TASK STATEMENT:
Report each line of the data that includes the word "server".

START MATERIAL FOR THIS TASK

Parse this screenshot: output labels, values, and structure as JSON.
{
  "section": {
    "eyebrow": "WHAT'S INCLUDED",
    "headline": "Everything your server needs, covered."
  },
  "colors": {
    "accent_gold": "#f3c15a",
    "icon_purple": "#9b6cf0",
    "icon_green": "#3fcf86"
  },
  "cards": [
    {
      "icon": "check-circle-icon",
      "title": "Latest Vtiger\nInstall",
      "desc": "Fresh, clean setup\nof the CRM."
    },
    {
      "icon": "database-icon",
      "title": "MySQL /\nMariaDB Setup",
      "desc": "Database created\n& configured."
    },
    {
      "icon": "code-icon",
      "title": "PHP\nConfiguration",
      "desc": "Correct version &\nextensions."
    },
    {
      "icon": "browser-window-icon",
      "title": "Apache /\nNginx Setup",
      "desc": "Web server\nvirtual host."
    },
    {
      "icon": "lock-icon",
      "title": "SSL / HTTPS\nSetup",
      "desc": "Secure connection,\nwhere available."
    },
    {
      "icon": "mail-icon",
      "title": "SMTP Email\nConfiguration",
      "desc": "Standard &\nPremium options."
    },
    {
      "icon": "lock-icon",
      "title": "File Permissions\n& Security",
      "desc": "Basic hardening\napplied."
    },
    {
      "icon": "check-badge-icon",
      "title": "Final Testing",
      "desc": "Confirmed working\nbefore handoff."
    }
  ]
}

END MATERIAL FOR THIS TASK

WRITTEN ANSWER:
    "headline": "Everything your server needs, covered."
      "desc": "Web server\nvirtual host."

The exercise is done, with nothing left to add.